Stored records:
────────────────────────────────────────

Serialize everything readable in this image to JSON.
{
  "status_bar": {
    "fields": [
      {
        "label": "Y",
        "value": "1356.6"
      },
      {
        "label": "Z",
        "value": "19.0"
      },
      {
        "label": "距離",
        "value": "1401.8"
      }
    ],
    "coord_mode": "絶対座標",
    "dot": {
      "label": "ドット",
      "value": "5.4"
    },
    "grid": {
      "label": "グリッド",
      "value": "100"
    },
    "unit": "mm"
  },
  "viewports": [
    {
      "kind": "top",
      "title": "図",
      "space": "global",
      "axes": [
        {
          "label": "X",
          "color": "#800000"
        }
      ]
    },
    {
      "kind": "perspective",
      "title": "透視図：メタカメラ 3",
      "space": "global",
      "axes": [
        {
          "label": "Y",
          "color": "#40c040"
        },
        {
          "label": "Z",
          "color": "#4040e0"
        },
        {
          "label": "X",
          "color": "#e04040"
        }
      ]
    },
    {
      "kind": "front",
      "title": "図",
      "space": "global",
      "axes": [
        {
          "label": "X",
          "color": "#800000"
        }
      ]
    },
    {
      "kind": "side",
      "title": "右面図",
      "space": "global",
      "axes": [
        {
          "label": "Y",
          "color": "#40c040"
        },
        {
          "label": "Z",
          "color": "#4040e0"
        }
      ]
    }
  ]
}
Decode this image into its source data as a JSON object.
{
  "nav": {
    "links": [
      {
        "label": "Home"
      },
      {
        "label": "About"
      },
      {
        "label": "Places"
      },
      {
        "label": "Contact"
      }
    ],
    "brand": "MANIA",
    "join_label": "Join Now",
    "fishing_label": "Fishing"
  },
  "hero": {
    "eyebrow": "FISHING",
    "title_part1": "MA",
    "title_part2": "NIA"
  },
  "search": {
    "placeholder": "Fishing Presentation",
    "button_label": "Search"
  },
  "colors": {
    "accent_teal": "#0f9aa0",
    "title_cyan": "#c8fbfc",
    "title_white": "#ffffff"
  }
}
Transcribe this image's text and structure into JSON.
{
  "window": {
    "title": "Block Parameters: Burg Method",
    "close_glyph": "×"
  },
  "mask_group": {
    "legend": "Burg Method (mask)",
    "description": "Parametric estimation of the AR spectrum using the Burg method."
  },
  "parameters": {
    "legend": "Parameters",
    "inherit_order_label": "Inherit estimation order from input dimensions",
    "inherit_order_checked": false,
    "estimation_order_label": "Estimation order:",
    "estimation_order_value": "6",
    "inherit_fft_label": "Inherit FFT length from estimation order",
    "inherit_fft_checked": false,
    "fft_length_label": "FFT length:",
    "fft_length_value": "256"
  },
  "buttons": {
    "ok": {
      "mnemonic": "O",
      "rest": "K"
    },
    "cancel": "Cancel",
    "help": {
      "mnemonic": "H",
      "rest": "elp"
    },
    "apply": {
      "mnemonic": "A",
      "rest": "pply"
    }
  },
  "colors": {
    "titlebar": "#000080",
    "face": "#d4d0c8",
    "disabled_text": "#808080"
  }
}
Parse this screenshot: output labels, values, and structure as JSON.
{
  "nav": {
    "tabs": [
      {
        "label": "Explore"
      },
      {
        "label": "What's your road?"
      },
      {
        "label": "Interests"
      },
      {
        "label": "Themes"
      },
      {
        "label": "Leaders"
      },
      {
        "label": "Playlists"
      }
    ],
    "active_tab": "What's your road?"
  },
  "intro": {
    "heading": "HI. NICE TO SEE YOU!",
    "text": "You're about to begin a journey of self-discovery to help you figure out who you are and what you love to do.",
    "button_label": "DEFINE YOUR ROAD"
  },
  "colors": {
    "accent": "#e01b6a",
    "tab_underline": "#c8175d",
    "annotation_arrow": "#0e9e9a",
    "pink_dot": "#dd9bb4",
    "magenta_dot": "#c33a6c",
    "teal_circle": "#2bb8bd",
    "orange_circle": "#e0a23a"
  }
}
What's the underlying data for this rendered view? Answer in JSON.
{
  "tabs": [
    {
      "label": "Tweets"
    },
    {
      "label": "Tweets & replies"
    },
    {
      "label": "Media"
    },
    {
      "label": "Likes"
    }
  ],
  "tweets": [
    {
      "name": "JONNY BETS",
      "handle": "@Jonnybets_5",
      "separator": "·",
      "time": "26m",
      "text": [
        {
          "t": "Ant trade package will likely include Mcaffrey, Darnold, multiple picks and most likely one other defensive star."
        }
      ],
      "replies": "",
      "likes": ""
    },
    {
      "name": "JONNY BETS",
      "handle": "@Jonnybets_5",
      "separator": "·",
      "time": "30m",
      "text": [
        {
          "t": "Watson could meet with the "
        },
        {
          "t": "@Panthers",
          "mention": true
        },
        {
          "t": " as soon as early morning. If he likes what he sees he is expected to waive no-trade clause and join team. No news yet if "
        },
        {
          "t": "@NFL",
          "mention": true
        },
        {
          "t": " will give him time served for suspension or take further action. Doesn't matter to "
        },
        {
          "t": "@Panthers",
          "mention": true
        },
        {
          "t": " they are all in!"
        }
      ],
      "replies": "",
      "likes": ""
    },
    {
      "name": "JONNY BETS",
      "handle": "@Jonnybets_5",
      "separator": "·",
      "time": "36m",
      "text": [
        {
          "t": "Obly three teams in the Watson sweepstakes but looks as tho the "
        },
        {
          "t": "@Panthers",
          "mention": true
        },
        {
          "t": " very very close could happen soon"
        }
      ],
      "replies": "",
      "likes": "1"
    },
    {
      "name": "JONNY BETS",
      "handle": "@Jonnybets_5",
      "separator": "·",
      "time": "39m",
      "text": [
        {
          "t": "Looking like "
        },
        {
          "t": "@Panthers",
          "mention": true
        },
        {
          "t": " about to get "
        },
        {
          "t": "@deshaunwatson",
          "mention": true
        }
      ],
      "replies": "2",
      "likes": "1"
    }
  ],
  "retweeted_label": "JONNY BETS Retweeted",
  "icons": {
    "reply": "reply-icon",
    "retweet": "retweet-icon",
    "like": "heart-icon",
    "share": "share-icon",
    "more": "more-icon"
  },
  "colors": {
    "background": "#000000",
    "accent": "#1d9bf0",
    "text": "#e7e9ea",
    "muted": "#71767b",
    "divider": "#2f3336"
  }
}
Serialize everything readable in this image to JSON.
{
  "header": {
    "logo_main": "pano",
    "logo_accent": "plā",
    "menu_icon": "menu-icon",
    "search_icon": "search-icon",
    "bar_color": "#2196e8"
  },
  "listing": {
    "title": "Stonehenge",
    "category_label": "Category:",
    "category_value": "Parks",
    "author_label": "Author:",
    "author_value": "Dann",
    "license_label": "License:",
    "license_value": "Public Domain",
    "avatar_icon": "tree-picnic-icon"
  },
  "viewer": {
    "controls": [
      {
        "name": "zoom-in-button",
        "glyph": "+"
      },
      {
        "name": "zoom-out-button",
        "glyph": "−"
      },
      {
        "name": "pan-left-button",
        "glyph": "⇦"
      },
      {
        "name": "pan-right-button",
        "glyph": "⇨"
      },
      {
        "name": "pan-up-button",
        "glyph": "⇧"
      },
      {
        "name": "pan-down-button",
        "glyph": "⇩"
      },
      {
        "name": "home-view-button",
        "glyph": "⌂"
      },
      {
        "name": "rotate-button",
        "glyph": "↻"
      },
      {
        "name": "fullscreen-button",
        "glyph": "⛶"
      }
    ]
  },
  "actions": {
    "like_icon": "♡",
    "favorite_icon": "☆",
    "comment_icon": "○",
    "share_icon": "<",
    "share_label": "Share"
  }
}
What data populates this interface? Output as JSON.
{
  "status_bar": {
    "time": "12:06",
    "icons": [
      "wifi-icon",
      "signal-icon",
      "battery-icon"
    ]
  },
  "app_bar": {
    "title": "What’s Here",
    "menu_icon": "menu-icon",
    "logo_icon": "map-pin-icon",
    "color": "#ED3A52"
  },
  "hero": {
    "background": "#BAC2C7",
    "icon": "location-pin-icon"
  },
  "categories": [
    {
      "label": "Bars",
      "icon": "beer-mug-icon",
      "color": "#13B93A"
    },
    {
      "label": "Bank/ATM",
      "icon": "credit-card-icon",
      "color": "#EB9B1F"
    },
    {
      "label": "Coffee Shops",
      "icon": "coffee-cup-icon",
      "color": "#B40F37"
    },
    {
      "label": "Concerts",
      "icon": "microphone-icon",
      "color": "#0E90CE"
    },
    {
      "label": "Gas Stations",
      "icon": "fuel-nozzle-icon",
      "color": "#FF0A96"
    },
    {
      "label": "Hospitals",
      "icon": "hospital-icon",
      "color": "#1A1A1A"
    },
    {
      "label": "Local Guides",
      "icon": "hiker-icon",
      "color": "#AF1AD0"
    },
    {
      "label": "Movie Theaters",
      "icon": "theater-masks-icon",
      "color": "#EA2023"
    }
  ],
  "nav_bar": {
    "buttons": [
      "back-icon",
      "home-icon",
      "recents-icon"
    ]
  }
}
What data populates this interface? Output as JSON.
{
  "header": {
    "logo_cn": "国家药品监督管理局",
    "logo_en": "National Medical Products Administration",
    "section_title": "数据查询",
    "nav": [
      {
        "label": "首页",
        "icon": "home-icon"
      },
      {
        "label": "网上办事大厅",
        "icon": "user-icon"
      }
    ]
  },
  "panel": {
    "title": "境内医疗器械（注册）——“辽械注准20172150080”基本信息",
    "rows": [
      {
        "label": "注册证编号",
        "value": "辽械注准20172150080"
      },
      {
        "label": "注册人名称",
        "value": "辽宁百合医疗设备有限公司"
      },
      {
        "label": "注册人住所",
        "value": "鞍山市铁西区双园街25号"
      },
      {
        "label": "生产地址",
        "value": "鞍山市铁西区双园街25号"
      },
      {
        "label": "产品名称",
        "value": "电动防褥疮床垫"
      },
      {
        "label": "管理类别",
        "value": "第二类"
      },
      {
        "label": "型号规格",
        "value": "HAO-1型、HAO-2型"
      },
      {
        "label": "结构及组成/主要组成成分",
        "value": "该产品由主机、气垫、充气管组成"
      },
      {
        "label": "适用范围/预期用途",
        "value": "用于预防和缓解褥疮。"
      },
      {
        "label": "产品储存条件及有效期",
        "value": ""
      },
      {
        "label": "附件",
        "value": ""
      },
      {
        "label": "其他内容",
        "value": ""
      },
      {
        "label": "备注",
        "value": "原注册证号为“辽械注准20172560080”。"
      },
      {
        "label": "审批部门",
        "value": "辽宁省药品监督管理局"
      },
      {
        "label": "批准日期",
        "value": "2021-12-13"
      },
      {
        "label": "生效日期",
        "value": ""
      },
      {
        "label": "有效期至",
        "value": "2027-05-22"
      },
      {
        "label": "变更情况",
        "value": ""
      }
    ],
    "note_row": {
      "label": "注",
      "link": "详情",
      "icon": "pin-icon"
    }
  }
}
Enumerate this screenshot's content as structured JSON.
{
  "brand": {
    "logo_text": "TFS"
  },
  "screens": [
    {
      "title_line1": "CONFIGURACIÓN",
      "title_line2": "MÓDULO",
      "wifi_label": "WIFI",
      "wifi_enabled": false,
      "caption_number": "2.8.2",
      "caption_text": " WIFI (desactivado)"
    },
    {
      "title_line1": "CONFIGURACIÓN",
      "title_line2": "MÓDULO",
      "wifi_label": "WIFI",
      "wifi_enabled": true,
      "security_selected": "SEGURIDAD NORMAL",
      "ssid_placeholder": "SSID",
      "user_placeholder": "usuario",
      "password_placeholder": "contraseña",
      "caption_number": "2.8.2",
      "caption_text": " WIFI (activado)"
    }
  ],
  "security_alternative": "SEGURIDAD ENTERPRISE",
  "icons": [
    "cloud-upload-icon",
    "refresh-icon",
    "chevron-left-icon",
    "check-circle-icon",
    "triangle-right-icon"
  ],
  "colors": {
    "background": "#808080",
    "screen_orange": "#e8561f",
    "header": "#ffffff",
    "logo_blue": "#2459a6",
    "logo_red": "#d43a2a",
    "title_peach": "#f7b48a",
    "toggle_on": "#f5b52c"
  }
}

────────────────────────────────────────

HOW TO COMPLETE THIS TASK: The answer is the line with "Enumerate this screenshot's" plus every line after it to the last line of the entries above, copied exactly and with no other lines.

TASK RESPONSE:
Enumerate this screenshot's content as structured JSON.
{
  "brand": {
    "logo_text": "TFS"
  },
  "screens": [
    {
      "title_line1": "CONFIGURACIÓN",
      "title_line2": "MÓDULO",
      "wifi_label": "WIFI",
      "wifi_enabled": false,
      "caption_number": "2.8.2",
      "caption_text": " WIFI (desactivado)"
    },
    {
      "title_line1": "CONFIGURACIÓN",
      "title_line2": "MÓDULO",
      "wifi_label": "WIFI",
      "wifi_enabled": true,
      "security_selected": "SEGURIDAD NORMAL",
      "ssid_placeholder": "SSID",
      "user_placeholder": "usuario",
      "password_placeholder": "contraseña",
      "caption_number": "2.8.2",
      "caption_text": " WIFI (activado)"
    }
  ],
  "security_alternative": "SEGURIDAD ENTERPRISE",
  "icons": [
    "cloud-upload-icon",
    "refresh-icon",
    "chevron-left-icon",
    "check-circle-icon",
    "triangle-right-icon"
  ],
  "colors": {
    "background": "#808080",
    "screen_orange": "#e8561f",
    "header": "#ffffff",
    "logo_blue": "#2459a6",
    "logo_red": "#d43a2a",
    "title_peach": "#f7b48a",
    "toggle_on": "#f5b52c"
  }
}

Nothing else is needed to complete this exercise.